- Exercise description:
Locate the word "handle" in the entries below, then gather every line that holds it.

- Exercise materials:

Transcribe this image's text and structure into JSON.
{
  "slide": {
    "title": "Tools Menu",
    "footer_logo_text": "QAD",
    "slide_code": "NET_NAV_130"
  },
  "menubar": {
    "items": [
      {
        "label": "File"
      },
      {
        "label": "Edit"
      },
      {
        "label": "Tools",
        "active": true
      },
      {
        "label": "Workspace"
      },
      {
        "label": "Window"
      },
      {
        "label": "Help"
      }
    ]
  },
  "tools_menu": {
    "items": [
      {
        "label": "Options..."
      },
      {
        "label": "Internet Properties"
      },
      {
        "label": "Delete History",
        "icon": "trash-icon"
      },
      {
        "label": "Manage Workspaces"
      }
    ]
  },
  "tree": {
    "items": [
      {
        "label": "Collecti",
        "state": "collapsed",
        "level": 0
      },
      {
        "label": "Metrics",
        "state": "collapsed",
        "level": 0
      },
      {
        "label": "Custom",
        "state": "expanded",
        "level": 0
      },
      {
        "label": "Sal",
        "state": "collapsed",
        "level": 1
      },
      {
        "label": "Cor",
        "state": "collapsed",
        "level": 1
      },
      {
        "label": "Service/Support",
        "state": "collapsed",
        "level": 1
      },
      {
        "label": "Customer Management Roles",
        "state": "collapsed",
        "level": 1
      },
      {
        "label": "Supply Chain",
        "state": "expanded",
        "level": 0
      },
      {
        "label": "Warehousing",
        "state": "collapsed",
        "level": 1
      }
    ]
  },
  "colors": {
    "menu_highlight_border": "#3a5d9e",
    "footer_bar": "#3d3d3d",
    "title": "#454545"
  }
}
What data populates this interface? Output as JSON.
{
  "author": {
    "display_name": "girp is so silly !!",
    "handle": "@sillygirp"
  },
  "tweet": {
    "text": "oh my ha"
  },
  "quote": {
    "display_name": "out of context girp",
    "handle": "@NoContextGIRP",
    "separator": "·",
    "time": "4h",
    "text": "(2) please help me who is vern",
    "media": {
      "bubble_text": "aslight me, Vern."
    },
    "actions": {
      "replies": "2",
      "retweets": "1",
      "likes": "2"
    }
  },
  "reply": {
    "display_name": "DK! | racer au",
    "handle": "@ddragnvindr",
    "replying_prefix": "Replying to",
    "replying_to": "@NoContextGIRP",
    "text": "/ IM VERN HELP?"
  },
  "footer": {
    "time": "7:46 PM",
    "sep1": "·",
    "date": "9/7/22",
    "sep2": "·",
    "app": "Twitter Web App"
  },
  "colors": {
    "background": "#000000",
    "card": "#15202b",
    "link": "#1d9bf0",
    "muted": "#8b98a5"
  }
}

- Result:
    "handle": "@sillygirp"
    "handle": "@NoContextGIRP",
    "handle": "@ddragnvindr",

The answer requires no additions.